- _GIVEN INFORMATION_:

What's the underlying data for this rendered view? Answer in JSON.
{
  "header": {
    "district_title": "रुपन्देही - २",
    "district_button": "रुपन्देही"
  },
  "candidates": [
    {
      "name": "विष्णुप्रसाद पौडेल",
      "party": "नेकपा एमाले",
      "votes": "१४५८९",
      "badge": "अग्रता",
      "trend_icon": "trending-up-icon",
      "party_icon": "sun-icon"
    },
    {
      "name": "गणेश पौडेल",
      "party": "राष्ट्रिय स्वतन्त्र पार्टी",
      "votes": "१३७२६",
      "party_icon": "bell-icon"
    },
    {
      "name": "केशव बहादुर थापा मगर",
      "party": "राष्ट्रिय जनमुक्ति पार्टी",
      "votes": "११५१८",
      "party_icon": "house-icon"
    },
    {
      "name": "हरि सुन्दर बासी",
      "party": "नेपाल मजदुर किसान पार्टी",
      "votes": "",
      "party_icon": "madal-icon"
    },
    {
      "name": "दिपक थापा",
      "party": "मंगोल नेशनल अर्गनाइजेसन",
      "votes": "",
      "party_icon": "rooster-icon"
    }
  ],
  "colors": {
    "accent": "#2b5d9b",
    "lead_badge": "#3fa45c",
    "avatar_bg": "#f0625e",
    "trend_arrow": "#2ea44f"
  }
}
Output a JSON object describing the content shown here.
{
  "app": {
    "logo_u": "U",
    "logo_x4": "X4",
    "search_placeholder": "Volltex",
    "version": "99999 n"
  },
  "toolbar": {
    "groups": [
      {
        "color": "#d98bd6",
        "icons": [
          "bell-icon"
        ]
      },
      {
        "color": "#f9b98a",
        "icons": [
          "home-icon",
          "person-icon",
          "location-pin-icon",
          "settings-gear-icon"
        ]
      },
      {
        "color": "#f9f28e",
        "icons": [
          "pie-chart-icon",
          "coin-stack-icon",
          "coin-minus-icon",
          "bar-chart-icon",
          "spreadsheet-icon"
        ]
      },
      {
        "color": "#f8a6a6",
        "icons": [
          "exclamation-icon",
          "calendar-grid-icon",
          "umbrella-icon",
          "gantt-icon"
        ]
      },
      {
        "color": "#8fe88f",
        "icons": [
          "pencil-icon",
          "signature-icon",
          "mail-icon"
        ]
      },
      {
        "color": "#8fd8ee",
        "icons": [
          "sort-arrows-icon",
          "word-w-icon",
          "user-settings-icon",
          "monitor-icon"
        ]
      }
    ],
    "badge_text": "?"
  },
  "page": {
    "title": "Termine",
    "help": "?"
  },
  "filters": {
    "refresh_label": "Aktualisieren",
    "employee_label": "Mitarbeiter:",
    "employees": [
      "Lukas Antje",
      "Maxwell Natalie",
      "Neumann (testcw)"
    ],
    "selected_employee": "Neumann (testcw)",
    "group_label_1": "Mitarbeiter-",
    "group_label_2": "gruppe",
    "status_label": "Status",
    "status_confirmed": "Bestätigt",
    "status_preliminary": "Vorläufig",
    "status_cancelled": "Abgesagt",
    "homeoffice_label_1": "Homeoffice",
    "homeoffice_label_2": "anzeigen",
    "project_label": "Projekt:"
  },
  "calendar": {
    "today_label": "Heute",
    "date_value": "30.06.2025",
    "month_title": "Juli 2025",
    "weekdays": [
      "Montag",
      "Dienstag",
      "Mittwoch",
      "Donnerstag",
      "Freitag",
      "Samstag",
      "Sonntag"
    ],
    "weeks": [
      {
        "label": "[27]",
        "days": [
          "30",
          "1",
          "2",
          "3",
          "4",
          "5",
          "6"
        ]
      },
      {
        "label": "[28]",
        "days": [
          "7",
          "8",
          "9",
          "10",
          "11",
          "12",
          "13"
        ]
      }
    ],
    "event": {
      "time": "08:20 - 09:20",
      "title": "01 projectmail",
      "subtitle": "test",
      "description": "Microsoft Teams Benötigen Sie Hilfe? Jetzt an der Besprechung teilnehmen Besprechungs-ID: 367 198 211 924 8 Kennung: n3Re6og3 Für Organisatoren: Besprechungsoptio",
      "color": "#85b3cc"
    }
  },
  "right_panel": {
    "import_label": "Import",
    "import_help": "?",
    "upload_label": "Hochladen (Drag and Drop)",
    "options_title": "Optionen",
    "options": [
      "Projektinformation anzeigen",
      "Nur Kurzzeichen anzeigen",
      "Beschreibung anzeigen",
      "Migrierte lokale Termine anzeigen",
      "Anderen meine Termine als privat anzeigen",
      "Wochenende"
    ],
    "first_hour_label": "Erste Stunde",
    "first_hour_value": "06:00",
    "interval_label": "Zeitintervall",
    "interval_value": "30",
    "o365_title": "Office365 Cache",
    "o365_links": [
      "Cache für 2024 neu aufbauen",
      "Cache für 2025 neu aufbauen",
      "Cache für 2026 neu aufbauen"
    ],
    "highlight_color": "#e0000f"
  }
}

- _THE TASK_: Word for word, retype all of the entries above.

- _RESPONSE AREA_:
What's the underlying data for this rendered view? Answer in JSON.
{
  "header": {
    "district_title": "रुपन्देही - २",
    "district_button": "रुपन्देही"
  },
  "candidates": [
    {
      "name": "विष्णुप्रसाद पौडेल",
      "party": "नेकपा एमाले",
      "votes": "१४५८९",
      "badge": "अग्रता",
      "trend_icon": "trending-up-icon",
      "party_icon": "sun-icon"
    },
    {
      "name": "गणेश पौडेल",
      "party": "राष्ट्रिय स्वतन्त्र पार्टी",
      "votes": "१३७२६",
      "party_icon": "bell-icon"
    },
    {
      "name": "केशव बहादुर थापा मगर",
      "party": "राष्ट्रिय जनमुक्ति पार्टी",
      "votes": "११५१८",
      "party_icon": "house-icon"
    },
    {
      "name": "हरि सुन्दर बासी",
      "party": "नेपाल मजदुर किसान पार्टी",
      "votes": "",
      "party_icon": "madal-icon"
    },
    {
      "name": "दिपक थापा",
      "party": "मंगोल नेशनल अर्गनाइजेसन",
      "votes": "",
      "party_icon": "rooster-icon"
    }
  ],
  "colors": {
    "accent": "#2b5d9b",
    "lead_badge": "#3fa45c",
    "avatar_bg": "#f0625e",
    "trend_arrow": "#2ea44f"
  }
}
Output a JSON object describing the content shown here.
{
  "app": {
    "logo_u": "U",
    "logo_x4": "X4",
    "search_placeholder": "Volltex",
    "version": "99999 n"
  },
  "toolbar": {
    "groups": [
      {
        "color": "#d98bd6",
        "icons": [
          "bell-icon"
        ]
      },
      {
        "color": "#f9b98a",
        "icons": [
          "home-icon",
          "person-icon",
          "location-pin-icon",
          "settings-gear-icon"
        ]
      },
      {
        "color": "#f9f28e",
        "icons": [
          "pie-chart-icon",
          "coin-stack-icon",
          "coin-minus-icon",
          "bar-chart-icon",
          "spreadsheet-icon"
        ]
      },
      {
        "color": "#f8a6a6",
        "icons": [
          "exclamation-icon",
          "calendar-grid-icon",
          "umbrella-icon",
          "gantt-icon"
        ]
      },
      {
        "color": "#8fe88f",
        "icons": [
          "pencil-icon",
          "signature-icon",
          "mail-icon"
        ]
      },
      {
        "color": "#8fd8ee",
        "icons": [
          "sort-arrows-icon",
          "word-w-icon",
          "user-settings-icon",
          "monitor-icon"
        ]
      }
    ],
    "badge_text": "?"
  },
  "page": {
    "title": "Termine",
    "help": "?"
  },
  "filters": {
    "refresh_label": "Aktualisieren",
    "employee_label": "Mitarbeiter:",
    "employees": [
      "Lukas Antje",
      "Maxwell Natalie",
      "Neumann (testcw)"
    ],
    "selected_employee": "Neumann (testcw)",
    "group_label_1": "Mitarbeiter-",
    "group_label_2": "gruppe",
    "status_label": "Status",
    "status_confirmed": "Bestätigt",
    "status_preliminary": "Vorläufig",
    "status_cancelled": "Abgesagt",
    "homeoffice_label_1": "Homeoffice",
    "homeoffice_label_2": "anzeigen",
    "project_label": "Projekt:"
  },
  "calendar": {
    "today_label": "Heute",
    "date_value": "30.06.2025",
    "month_title": "Juli 2025",
    "weekdays": [
      "Montag",
      "Dienstag",
      "Mittwoch",
      "Donnerstag",
      "Freitag",
      "Samstag",
      "Sonntag"
    ],
    "weeks": [
      {
        "label": "[27]",
        "days": [
          "30",
          "1",
          "2",
          "3",
          "4",
          "5",
          "6"
        ]
      },
      {
        "label": "[28]",
        "days": [
          "7",
          "8",
          "9",
          "10",
          "11",
          "12",
          "13"
        ]
      }
    ],
    "event": {
      "time": "08:20 - 09:20",
      "title": "01 projectmail",
      "subtitle": "test",
      "description": "Microsoft Teams Benötigen Sie Hilfe? Jetzt an der Besprechung teilnehmen Besprechungs-ID: 367 198 211 924 8 Kennung: n3Re6og3 Für Organisatoren: Besprechungsoptio",
      "color": "#85b3cc"
    }
  },
  "right_panel": {
    "import_label": "Import",
    "import_help": "?",
    "upload_label": "Hochladen (Drag and Drop)",
    "options_title": "Optionen",
    "options": [
      "Projektinformation anzeigen",
      "Nur Kurzzeichen anzeigen",
      "Beschreibung anzeigen",
      "Migrierte lokale Termine anzeigen",
      "Anderen meine Termine als privat anzeigen",
      "Wochenende"
    ],
    "first_hour_label": "Erste Stunde",
    "first_hour_value": "06:00",
    "interval_label": "Zeitintervall",
    "interval_value": "30",
    "o365_title": "Office365 Cache",
    "o365_links": [
      "Cache für 2024 neu aufbauen",
      "Cache für 2025 neu aufbauen",
      "Cache für 2026 neu aufbauen"
    ],
    "highlight_color": "#e0000f"
  }
}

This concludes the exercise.